--- Source data ---
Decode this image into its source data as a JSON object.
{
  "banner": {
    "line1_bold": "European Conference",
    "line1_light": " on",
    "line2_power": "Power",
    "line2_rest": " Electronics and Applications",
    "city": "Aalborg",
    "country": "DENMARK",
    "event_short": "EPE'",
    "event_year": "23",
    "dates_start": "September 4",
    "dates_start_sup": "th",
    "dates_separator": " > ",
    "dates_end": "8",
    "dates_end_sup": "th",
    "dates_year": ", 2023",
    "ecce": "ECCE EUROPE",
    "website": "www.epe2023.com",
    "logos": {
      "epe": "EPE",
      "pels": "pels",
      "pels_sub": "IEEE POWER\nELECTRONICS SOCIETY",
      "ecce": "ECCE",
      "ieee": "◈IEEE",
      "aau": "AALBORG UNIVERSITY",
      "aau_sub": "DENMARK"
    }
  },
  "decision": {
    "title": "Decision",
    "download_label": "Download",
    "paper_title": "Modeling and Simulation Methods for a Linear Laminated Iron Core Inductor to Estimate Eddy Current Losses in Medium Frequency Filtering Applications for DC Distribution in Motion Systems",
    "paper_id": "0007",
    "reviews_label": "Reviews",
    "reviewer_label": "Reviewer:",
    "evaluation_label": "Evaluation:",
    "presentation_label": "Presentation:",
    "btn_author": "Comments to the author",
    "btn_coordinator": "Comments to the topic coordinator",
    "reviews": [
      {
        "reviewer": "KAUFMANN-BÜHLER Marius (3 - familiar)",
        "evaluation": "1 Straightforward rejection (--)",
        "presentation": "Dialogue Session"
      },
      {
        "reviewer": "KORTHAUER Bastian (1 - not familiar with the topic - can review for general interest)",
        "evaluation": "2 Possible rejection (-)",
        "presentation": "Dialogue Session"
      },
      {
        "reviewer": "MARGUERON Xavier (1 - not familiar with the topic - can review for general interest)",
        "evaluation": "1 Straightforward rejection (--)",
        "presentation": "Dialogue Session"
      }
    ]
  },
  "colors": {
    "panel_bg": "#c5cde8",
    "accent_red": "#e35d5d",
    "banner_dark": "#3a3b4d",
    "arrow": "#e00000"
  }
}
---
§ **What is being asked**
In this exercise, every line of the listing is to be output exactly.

§ **Answer section**
Decode this image into its source data as a JSON object.
{
  "banner": {
    "line1_bold": "European Conference",
    "line1_light": " on",
    "line2_power": "Power",
    "line2_rest": " Electronics and Applications",
    "city": "Aalborg",
    "country": "DENMARK",
    "event_short": "EPE'",
    "event_year": "23",
    "dates_start": "September 4",
    "dates_start_sup": "th",
    "dates_separator": " > ",
    "dates_end": "8",
    "dates_end_sup": "th",
    "dates_year": ", 2023",
    "ecce": "ECCE EUROPE",
    "website": "www.epe2023.com",
    "logos": {
      "epe": "EPE",
      "pels": "pels",
      "pels_sub": "IEEE POWER\nELECTRONICS SOCIETY",
      "ecce": "ECCE",
      "ieee": "◈IEEE",
      "aau": "AALBORG UNIVERSITY",
      "aau_sub": "DENMARK"
    }
  },
  "decision": {
    "title": "Decision",
    "download_label": "Download",
    "paper_title": "Modeling and Simulation Methods for a Linear Laminated Iron Core Inductor to Estimate Eddy Current Losses in Medium Frequency Filtering Applications for DC Distribution in Motion Systems",
    "paper_id": "0007",
    "reviews_label": "Reviews",
    "reviewer_label": "Reviewer:",
    "evaluation_label": "Evaluation:",
    "presentation_label": "Presentation:",
    "btn_author": "Comments to the author",
    "btn_coordinator": "Comments to the topic coordinator",
    "reviews": [
      {
        "reviewer": "KAUFMANN-BÜHLER Marius (3 - familiar)",
        "evaluation": "1 Straightforward rejection (--)",
        "presentation": "Dialogue Session"
      },
      {
        "reviewer": "KORTHAUER Bastian (1 - not familiar with the topic - can review for general interest)",
        "evaluation": "2 Possible rejection (-)",
        "presentation": "Dialogue Session"
      },
      {
        "reviewer": "MARGUERON Xavier (1 - not familiar with the topic - can review for general interest)",
        "evaluation": "1 Straightforward rejection (--)",
        "presentation": "Dialogue Session"
      }
    ]
  },
  "colors": {
    "panel_bg": "#c5cde8",
    "accent_red": "#e35d5d",
    "banner_dark": "#3a3b4d",
    "arrow": "#e00000"
  }
}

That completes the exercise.